We tend to normalise our decisions that involve risk, so that a level of risk we have previously accepted can become the defacto standard for future decisions. See an excellent article by James Meigs. Meigs’ article re-affirms many of the systemic risk management challenges described in previous RiskIQ blog posts. Have a scan though the posts in this site and see what you think.
It also calls into question James Reason’s Swiss Cheese Model – which is useful only if ‘holes’ in the Swiss cheese are small compared with the cheese. If the holes are very large – of course they line up!! With the potential for emergent outcomes such as those described by Meigs the use of the Swiss Cheese Model can be part of the problem – helping to blind us to the real risks inherent in decisions we take.

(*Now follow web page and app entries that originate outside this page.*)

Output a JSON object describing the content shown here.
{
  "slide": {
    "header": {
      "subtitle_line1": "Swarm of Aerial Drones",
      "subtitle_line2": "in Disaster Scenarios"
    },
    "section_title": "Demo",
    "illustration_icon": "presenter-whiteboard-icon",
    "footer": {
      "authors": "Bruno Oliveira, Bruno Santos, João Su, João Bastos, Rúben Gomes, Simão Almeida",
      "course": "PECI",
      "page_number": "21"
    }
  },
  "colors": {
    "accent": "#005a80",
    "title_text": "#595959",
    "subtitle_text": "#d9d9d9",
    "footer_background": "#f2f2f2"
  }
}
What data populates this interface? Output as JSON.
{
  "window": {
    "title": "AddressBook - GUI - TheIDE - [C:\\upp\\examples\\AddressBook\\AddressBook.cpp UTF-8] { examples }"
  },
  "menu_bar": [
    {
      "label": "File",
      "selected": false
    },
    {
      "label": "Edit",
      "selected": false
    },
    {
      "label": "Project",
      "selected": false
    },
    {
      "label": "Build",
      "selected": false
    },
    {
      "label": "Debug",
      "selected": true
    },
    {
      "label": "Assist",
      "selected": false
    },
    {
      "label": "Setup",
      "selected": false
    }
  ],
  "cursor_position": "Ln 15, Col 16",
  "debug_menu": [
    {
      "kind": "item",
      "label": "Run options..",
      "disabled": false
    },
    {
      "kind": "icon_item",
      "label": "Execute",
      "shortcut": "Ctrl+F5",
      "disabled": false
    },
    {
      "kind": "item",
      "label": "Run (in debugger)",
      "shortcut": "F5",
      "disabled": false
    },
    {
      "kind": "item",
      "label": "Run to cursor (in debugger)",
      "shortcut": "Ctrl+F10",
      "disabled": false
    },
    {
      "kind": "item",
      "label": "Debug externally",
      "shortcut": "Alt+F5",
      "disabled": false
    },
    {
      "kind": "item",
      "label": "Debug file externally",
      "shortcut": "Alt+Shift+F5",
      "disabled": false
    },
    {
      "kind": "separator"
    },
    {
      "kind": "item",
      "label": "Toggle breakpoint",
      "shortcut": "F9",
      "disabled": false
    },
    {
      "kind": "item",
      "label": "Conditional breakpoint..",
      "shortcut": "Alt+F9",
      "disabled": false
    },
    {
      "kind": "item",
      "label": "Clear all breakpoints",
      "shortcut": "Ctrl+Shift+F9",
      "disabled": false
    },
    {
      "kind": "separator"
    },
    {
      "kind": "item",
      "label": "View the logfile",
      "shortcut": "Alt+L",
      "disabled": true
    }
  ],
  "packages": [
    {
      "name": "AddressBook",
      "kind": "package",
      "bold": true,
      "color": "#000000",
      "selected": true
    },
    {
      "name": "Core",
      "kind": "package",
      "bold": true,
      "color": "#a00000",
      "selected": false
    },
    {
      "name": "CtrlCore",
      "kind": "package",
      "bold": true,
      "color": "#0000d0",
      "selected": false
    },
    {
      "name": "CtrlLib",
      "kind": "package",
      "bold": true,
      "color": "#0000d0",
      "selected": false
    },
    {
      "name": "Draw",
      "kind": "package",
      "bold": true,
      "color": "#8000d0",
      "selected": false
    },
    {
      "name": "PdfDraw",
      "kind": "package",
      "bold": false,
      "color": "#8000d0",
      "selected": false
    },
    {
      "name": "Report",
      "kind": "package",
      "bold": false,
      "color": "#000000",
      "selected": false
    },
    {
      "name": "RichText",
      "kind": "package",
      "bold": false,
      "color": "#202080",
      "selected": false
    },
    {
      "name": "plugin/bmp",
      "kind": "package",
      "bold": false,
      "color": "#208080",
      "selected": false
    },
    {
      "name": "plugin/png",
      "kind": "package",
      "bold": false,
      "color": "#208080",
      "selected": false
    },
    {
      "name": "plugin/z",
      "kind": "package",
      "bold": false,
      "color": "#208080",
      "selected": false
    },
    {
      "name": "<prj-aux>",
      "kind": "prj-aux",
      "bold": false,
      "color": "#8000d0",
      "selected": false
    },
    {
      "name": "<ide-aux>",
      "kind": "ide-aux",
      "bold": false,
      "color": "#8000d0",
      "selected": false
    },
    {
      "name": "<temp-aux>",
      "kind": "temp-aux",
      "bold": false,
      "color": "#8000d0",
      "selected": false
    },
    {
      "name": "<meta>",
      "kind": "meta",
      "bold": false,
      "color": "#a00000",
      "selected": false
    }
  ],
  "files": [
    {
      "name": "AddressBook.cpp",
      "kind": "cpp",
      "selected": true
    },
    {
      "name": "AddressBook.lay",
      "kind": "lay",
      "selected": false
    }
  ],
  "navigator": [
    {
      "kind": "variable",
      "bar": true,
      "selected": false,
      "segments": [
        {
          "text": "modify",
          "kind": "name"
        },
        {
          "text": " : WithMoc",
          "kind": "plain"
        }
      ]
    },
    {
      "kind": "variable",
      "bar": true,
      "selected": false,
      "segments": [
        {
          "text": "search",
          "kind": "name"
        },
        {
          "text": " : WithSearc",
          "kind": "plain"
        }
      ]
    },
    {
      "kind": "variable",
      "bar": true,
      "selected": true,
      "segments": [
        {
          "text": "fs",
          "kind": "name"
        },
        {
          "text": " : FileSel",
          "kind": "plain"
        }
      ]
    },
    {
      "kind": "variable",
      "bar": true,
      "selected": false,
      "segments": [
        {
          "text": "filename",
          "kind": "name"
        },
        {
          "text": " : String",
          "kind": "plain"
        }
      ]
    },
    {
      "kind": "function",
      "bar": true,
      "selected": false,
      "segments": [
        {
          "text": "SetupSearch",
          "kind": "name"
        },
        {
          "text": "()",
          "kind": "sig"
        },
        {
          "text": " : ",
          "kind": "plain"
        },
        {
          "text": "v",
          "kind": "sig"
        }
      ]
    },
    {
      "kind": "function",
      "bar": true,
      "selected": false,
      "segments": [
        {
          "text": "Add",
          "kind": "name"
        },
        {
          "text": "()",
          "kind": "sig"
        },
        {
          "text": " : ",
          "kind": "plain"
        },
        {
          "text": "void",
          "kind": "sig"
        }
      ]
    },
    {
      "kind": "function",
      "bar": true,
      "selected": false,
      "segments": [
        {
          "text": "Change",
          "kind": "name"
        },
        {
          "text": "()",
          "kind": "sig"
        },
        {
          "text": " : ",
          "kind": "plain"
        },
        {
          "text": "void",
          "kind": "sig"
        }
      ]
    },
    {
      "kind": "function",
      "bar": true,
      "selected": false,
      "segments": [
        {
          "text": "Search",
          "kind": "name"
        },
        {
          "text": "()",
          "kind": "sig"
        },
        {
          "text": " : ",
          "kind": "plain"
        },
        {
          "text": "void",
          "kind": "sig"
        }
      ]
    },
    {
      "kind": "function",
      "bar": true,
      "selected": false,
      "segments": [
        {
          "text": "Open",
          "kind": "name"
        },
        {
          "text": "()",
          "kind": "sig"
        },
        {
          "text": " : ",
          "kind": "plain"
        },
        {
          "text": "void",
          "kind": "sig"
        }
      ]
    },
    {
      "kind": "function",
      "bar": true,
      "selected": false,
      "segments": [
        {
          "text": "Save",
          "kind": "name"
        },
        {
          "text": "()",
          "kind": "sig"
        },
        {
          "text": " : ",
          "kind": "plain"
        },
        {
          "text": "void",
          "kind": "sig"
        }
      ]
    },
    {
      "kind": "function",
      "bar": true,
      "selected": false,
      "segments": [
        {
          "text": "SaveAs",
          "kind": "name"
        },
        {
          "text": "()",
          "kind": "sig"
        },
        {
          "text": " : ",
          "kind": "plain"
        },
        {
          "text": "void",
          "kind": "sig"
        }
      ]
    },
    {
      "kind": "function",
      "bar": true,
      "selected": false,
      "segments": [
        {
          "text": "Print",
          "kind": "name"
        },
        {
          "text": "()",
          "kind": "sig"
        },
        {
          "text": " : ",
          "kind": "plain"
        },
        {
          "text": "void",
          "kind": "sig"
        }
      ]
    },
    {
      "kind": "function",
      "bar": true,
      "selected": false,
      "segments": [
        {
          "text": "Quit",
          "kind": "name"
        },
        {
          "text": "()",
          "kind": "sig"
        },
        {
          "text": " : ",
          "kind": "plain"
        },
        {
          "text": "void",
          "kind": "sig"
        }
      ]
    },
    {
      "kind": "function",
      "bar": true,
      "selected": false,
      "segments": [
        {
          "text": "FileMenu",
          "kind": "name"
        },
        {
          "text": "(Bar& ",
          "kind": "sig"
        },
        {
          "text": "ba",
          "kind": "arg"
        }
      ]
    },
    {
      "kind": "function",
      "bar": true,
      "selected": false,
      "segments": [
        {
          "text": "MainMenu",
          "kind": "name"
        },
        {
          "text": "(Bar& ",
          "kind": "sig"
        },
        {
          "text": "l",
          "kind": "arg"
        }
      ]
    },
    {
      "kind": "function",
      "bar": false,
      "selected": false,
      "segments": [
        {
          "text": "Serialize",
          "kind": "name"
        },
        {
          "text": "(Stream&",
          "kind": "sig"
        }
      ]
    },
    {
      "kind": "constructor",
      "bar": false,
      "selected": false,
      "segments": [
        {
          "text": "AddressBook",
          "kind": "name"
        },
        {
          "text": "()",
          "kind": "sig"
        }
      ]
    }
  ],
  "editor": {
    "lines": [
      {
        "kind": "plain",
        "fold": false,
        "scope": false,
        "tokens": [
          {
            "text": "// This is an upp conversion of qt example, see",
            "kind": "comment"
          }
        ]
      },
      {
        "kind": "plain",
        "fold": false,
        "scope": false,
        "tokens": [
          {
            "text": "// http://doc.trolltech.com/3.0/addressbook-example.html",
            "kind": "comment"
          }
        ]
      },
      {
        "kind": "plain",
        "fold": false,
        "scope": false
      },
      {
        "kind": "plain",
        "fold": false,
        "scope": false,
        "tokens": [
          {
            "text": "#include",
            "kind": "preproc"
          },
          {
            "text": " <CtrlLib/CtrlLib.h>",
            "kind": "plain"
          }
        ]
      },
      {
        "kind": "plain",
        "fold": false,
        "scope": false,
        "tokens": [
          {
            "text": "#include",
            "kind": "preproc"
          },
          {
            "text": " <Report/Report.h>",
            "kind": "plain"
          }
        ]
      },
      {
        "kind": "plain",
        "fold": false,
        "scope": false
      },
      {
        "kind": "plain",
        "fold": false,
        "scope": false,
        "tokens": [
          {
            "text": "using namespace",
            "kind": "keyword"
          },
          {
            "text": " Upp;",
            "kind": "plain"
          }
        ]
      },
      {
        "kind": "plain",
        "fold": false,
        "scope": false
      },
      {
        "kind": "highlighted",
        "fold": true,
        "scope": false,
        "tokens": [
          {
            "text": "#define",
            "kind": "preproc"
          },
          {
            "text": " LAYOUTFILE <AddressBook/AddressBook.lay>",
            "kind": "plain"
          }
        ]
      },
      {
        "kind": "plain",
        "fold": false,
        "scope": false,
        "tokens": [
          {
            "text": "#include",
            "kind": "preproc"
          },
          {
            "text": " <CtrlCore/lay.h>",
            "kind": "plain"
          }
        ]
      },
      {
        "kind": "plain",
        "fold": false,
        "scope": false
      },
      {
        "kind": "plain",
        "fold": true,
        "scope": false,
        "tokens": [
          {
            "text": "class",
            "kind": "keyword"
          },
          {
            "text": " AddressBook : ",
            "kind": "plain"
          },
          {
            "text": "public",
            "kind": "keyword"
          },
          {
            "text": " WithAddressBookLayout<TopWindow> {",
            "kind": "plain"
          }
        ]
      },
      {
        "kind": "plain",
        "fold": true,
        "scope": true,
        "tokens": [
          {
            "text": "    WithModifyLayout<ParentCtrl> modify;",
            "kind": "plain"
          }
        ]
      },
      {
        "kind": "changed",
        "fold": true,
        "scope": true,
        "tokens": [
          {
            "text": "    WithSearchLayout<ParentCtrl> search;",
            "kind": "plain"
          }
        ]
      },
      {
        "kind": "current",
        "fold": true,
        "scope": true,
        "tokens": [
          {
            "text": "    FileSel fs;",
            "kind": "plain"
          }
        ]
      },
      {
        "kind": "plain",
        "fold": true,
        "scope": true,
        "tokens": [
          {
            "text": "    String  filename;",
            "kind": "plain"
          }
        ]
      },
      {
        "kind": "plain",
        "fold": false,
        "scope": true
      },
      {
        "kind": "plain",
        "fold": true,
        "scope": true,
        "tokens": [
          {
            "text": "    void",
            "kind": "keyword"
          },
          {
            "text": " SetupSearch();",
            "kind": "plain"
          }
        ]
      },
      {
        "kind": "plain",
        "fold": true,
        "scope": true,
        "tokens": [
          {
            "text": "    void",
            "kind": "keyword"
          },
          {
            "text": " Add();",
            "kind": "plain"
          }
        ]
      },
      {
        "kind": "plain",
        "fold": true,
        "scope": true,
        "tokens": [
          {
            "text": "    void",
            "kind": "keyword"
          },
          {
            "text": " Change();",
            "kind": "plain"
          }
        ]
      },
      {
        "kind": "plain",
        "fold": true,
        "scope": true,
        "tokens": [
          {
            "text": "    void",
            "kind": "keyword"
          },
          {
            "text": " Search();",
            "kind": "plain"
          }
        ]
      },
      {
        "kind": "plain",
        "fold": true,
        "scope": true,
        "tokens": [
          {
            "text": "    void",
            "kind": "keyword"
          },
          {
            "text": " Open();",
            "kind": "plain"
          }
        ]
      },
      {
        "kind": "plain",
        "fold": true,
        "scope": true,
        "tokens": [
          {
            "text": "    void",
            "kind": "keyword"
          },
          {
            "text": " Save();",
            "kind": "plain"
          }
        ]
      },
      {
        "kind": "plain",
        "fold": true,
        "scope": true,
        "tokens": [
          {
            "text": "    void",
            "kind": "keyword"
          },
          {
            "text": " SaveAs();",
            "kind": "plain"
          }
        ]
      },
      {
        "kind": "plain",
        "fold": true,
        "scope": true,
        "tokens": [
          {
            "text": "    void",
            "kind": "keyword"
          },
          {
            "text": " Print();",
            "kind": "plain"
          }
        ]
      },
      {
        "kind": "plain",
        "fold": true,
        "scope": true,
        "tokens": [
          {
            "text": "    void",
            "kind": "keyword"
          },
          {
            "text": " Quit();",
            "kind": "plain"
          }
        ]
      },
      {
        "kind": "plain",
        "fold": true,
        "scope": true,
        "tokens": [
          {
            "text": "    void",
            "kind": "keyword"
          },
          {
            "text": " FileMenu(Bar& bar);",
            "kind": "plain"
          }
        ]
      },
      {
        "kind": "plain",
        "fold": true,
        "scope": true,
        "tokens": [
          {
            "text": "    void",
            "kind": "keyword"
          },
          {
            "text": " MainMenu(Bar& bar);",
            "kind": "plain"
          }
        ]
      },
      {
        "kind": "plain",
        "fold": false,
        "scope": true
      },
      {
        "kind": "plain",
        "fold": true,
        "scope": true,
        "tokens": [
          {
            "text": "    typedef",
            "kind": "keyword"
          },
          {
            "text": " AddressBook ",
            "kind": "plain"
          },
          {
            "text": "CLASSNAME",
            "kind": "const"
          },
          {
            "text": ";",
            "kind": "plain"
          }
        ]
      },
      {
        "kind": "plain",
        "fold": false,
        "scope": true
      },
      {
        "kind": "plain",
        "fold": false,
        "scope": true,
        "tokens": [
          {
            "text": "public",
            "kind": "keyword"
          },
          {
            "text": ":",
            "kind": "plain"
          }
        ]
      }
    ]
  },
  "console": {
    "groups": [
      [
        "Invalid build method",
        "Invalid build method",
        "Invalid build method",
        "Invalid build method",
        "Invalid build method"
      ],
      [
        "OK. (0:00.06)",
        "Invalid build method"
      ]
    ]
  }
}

One conclusion is inescapable – we need to be much more effective at finding, understanding and responding to systemic (complex, intangible, cross-boundary, pervasive, inter-connected) risks.